I take one mountain at a time, one mile at a time, and literally one step at a time and next week it all begins with Sleepy Hollow.

And, no ice cream cones for me….

 

 

 

 

I am Mountain Goat!

Yep, one ice cream cone.

One ice cream cone foiled my chances at reaching the elite USATF Mountain Goat status.

That one race I needed.

Mt Greylock.

Was just not to be.

Food poisoning struck me while staying in North Adams the night before the race.

And, I was knocked out of the USATF series.

The Mountain Goat series.

Six out of eight mountain races earn you the coveted title of Mountain Goat.

There are only 100 in the entire Northeast with very, very few from Southeastern New England.

I was one race shy.

All because of an ice cream cone.

Well, this year, I try again.

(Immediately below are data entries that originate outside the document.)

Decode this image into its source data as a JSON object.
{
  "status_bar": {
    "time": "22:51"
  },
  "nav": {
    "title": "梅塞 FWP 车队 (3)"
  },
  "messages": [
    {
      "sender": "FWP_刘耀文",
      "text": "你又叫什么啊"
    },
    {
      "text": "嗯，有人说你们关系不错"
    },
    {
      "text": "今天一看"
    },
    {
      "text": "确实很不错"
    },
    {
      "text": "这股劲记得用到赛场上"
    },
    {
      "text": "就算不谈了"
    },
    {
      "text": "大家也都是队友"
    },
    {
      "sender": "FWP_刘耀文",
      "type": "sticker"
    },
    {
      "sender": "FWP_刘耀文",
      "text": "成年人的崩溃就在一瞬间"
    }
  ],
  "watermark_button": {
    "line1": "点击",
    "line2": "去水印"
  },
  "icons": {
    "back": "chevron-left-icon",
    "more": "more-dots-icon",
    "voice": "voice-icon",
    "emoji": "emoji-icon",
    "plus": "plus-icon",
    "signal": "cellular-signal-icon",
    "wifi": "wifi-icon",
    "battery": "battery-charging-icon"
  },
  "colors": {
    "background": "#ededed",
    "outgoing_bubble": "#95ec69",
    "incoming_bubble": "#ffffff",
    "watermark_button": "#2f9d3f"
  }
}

It all starts in two weeks at Sleepy Hollow, VT, just south of Burlington.

I can’t explain why.

A male dominated track of running.  Very few females dare not.

Men are made for mountains.  Strong legs, hips, and thighs.

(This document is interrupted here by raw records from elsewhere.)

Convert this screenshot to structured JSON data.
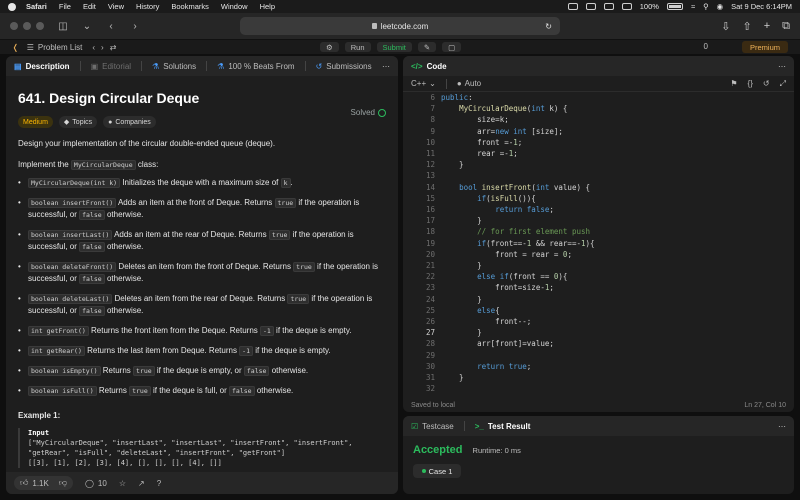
{
  "menubar": {
    "app": "Safari",
    "items": [
      "File",
      "Edit",
      "View",
      "History",
      "Bookmarks",
      "Window",
      "Help"
    ],
    "battery": "100%",
    "datetime": "Sat 9 Dec  6:14PM"
  },
  "safari": {
    "url": "leetcode.com"
  },
  "lc_toolbar": {
    "problem_list": "Problem List",
    "run": "Run",
    "submit": "Submit",
    "premium": "Premium",
    "counter": "0"
  },
  "left_tabs": {
    "description": "Description",
    "editorial": "Editorial",
    "solutions": "Solutions",
    "beats": "100 % Beats From",
    "submissions": "Submissions"
  },
  "problem": {
    "title": "641. Design Circular Deque",
    "solved": "Solved",
    "chips": {
      "difficulty": "Medium",
      "topics": "Topics",
      "companies": "Companies"
    },
    "intro": "Design your implementation of the circular double-ended queue (deque).",
    "implement_prefix": "Implement the ",
    "implement_code": "MyCircularDeque",
    "implement_suffix": " class:",
    "methods": [
      {
        "code": "MyCircularDeque(int k)",
        "text": " Initializes the deque with a maximum size of ",
        "code2": "k",
        "text2": "."
      },
      {
        "code": "boolean insertFront()",
        "text": " Adds an item at the front of Deque. Returns ",
        "code2": "true",
        "text2": " if the operation is successful, or ",
        "code3": "false",
        "text3": " otherwise."
      },
      {
        "code": "boolean insertLast()",
        "text": " Adds an item at the rear of Deque. Returns ",
        "code2": "true",
        "text2": " if the operation is successful, or ",
        "code3": "false",
        "text3": " otherwise."
      },
      {
        "code": "boolean deleteFront()",
        "text": " Deletes an item from the front of Deque. Returns ",
        "code2": "true",
        "text2": " if the operation is successful, or ",
        "code3": "false",
        "text3": " otherwise."
      },
      {
        "code": "boolean deleteLast()",
        "text": " Deletes an item from the rear of Deque. Returns ",
        "code2": "true",
        "text2": " if the operation is successful, or ",
        "code3": "false",
        "text3": " otherwise."
      },
      {
        "code": "int getFront()",
        "text": " Returns the front item from the Deque. Returns ",
        "code2": "-1",
        "text2": " if the deque is empty."
      },
      {
        "code": "int getRear()",
        "text": " Returns the last item from Deque. Returns ",
        "code2": "-1",
        "text2": " if the deque is empty."
      },
      {
        "code": "boolean isEmpty()",
        "text": " Returns ",
        "code2": "true",
        "text2": " if the deque is empty, or ",
        "code3": "false",
        "text3": " otherwise."
      },
      {
        "code": "boolean isFull()",
        "text": " Returns ",
        "code2": "true",
        "text2": " if the deque is full, or ",
        "code3": "false",
        "text3": " otherwise."
      }
    ],
    "example_title": "Example 1:",
    "example_input_label": "Input",
    "example_lines": [
      "[\"MyCircularDeque\", \"insertLast\", \"insertLast\", \"insertFront\", \"insertFront\",",
      "\"getRear\", \"isFull\", \"deleteLast\", \"insertFront\", \"getFront\"]",
      "[[3], [1], [2], [3], [4], [], [], [], [4], []]"
    ]
  },
  "left_footer": {
    "likes": "1.1K",
    "comments": "10"
  },
  "code_panel": {
    "title": "Code",
    "language": "C++",
    "auto": "Auto",
    "saved": "Saved to local",
    "cursor": "Ln 27, Col 10",
    "lines": [
      {
        "n": "6",
        "html": "<span class='kw'>public</span>:"
      },
      {
        "n": "7",
        "html": "    <span class='fn'>MyCircularDeque</span>(<span class='kw'>int</span> k) {"
      },
      {
        "n": "8",
        "html": "        size=k;"
      },
      {
        "n": "9",
        "html": "        arr=<span class='kw'>new</span> <span class='kw'>int</span> [size];"
      },
      {
        "n": "10",
        "html": "        front =-<span class='num'>1</span>;"
      },
      {
        "n": "11",
        "html": "        rear =-<span class='num'>1</span>;"
      },
      {
        "n": "12",
        "html": "    }"
      },
      {
        "n": "13",
        "html": ""
      },
      {
        "n": "14",
        "html": "    <span class='kw'>bool</span> <span class='fn'>insertFront</span>(<span class='kw'>int</span> value) {"
      },
      {
        "n": "15",
        "html": "        <span class='kw'>if</span>(<span class='fn'>isFull</span>()){"
      },
      {
        "n": "16",
        "html": "            <span class='kw'>return</span> <span class='kw'>false</span>;"
      },
      {
        "n": "17",
        "html": "        }"
      },
      {
        "n": "18",
        "html": "        <span class='cm'>// for first element push</span>"
      },
      {
        "n": "19",
        "html": "        <span class='kw'>if</span>(front==-<span class='num'>1</span> && rear==-<span class='num'>1</span>){"
      },
      {
        "n": "20",
        "html": "            front = rear = <span class='num'>0</span>;"
      },
      {
        "n": "21",
        "html": "        }"
      },
      {
        "n": "22",
        "html": "        <span class='kw'>else</span> <span class='kw'>if</span>(front == <span class='num'>0</span>){"
      },
      {
        "n": "23",
        "html": "            front=size-<span class='num'>1</span>;"
      },
      {
        "n": "24",
        "html": "        }"
      },
      {
        "n": "25",
        "html": "        <span class='kw'>else</span>{"
      },
      {
        "n": "26",
        "html": "            front--;"
      },
      {
        "n": "27",
        "html": "        }"
      },
      {
        "n": "28",
        "html": "        arr[front]=value;"
      },
      {
        "n": "29",
        "html": ""
      },
      {
        "n": "30",
        "html": "        <span class='kw'>return</span> <span class='kw'>true</span>;"
      },
      {
        "n": "31",
        "html": "    }"
      },
      {
        "n": "32",
        "html": ""
      }
    ]
  },
  "result_panel": {
    "testcase_tab": "Testcase",
    "result_tab": "Test Result",
    "status": "Accepted",
    "runtime": "Runtime: 0 ms",
    "case": "Case 1"
  },
  "colors": {
    "accepted": "#2cbb5d",
    "medium": "#ffb800",
    "keyword": "#569cd6",
    "function": "#dcdcaa",
    "comment": "#6a9955",
    "premium": "#f0b35a"
  }
}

Women are not.

But, years of road cycling didn’t hurt me.  It is only in my favor.

Lord, knows why I want a run up a 4,000 footer.

Just get to Mountain Goat status with the ultimate prize of running up Mt. Washington and a T-Shirt.  But, I guess I will do nearly anything for a T-Shirt.

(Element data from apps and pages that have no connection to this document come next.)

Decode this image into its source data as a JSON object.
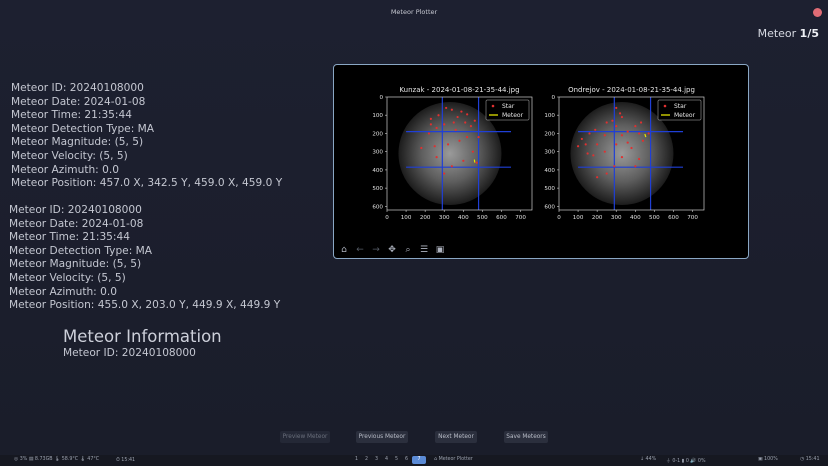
{
  "window": {
    "title": "Meteor Plotter"
  },
  "counter": {
    "label": "Meteor ",
    "value": "1/5"
  },
  "detections": [
    {
      "lines": [
        "Meteor ID: 20240108000",
        "Meteor Date: 2024-01-08",
        "Meteor Time: 21:35:44",
        "Meteor Detection Type: MA",
        "Meteor Magnitude: (5, 5)",
        "Meteor Velocity: (5, 5)",
        "Meteor Azimuth: 0.0",
        "Meteor Position: 457.0 X, 342.5 Y, 459.0 X, 459.0 Y"
      ]
    },
    {
      "lines": [
        "Meteor ID: 20240108000",
        "Meteor Date: 2024-01-08",
        "Meteor Time: 21:35:44",
        "Meteor Detection Type: MA",
        "Meteor Magnitude: (5, 5)",
        "Meteor Velocity: (5, 5)",
        "Meteor Azimuth: 0.0",
        "Meteor Position: 455.0 X, 203.0 Y, 449.9 X, 449.9 Y"
      ]
    }
  ],
  "meteor_info": {
    "title": "Meteor Information",
    "id_line": "Meteor ID: 20240108000"
  },
  "chart_data": [
    {
      "type": "scatter",
      "title": "Kunzak - 2024-01-08-21-35-44.jpg",
      "xticks": [
        "0",
        "100",
        "200",
        "300",
        "400",
        "500",
        "600",
        "700"
      ],
      "yticks": [
        "0",
        "100",
        "200",
        "300",
        "400",
        "500",
        "600"
      ],
      "xlim": [
        0,
        760
      ],
      "ylim": [
        620,
        0
      ],
      "legend": [
        "Star",
        "Meteor"
      ],
      "grid_lines": {
        "x": [
          290,
          480
        ],
        "y": [
          190,
          385
        ]
      },
      "stars": [
        [
          230,
          120
        ],
        [
          270,
          100
        ],
        [
          310,
          60
        ],
        [
          340,
          70
        ],
        [
          370,
          110
        ],
        [
          390,
          80
        ],
        [
          420,
          95
        ],
        [
          410,
          140
        ],
        [
          440,
          160
        ],
        [
          460,
          130
        ],
        [
          300,
          150
        ],
        [
          260,
          170
        ],
        [
          220,
          200
        ],
        [
          180,
          280
        ],
        [
          250,
          270
        ],
        [
          320,
          260
        ],
        [
          380,
          240
        ],
        [
          420,
          220
        ],
        [
          480,
          220
        ],
        [
          360,
          180
        ],
        [
          450,
          300
        ],
        [
          400,
          350
        ],
        [
          300,
          420
        ],
        [
          260,
          330
        ],
        [
          340,
          380
        ],
        [
          470,
          360
        ],
        [
          230,
          150
        ],
        [
          350,
          140
        ]
      ],
      "meteor": [
        [
          458,
          343
        ],
        [
          460,
          360
        ]
      ]
    },
    {
      "type": "scatter",
      "title": "Ondrejov - 2024-01-08-21-35-44.jpg",
      "xticks": [
        "0",
        "100",
        "200",
        "300",
        "400",
        "500",
        "600",
        "700"
      ],
      "yticks": [
        "0",
        "100",
        "200",
        "300",
        "400",
        "500",
        "600"
      ],
      "xlim": [
        0,
        760
      ],
      "ylim": [
        620,
        0
      ],
      "legend": [
        "Star",
        "Meteor"
      ],
      "grid_lines": {
        "x": [
          290,
          480
        ],
        "y": [
          190,
          385
        ]
      },
      "stars": [
        [
          300,
          60
        ],
        [
          320,
          90
        ],
        [
          280,
          130
        ],
        [
          250,
          140
        ],
        [
          190,
          180
        ],
        [
          160,
          200
        ],
        [
          120,
          230
        ],
        [
          100,
          270
        ],
        [
          150,
          310
        ],
        [
          200,
          260
        ],
        [
          240,
          300
        ],
        [
          300,
          260
        ],
        [
          330,
          210
        ],
        [
          360,
          190
        ],
        [
          400,
          160
        ],
        [
          420,
          200
        ],
        [
          440,
          240
        ],
        [
          380,
          280
        ],
        [
          330,
          330
        ],
        [
          290,
          380
        ],
        [
          250,
          420
        ],
        [
          200,
          440
        ],
        [
          420,
          340
        ],
        [
          470,
          200
        ],
        [
          360,
          250
        ],
        [
          300,
          160
        ],
        [
          430,
          140
        ],
        [
          240,
          210
        ],
        [
          180,
          320
        ],
        [
          140,
          260
        ],
        [
          400,
          380
        ],
        [
          330,
          110
        ]
      ],
      "meteor": [
        [
          450,
          203
        ],
        [
          455,
          220
        ]
      ]
    }
  ],
  "toolbar": {
    "icons": [
      "home-icon",
      "back-icon",
      "forward-icon",
      "pan-icon",
      "zoom-icon",
      "configure-icon",
      "save-icon"
    ]
  },
  "buttons": {
    "preview": "Preview Meteor",
    "previous": "Previous Meteor",
    "next": "Next Meteor",
    "save": "Save Meteors"
  },
  "taskbar": {
    "cpu": "◎ 3%  ▤ 8.73GB  🌡 58.9°C  🌡 47°C",
    "clock": "⏱ 15:41",
    "workspaces": [
      "1",
      "2",
      "3",
      "4",
      "5",
      "6",
      "7"
    ],
    "active_ws": "7",
    "app": "⌂ Meteor Plotter",
    "net": "↓ 44%",
    "tray": "⏚ 0-1  ▮ 0  🔊 0%",
    "battery": "▣ 100%",
    "date": "◷ 15:41"
  }
}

Been there done that.  7.6 miles straight up to a 6,000+ ascent.

But, I can’t describe the feeling of running up a mountain, getting to the top, and descending.

It is as closest as I can get to Heaven as I can.  And, I do it with my own two feet and a pair of lungs – a blessing many never achieve, so I do it for them.  I run because I can and others can’t but want to.

Two weeks, we start again.

I have a coach – an expensive one.  Worth every penny.

Training has been all winter long – snow, sleet, rain, cold rain (did I say cold rain?!?!), and just pure brutal cold…hours upon hours…and, now the Blue Hills – up and down, up and down…working my aerobic system and my legs.  Kettlebells every night.

What’s on the docket?  Sleepy Hollow, Mt. Monadnock, Mt. Wachusett, Wildcat, Cranmore and the USA Mountain Champs, Loon Mountain, Mt. Greylock, and the only Fell (self-navigated race) Race Bretton Woods.

In pursuit of becoming a Mountain Goat.

I hope you follow.

Here is more about the series.

Scenes from last year….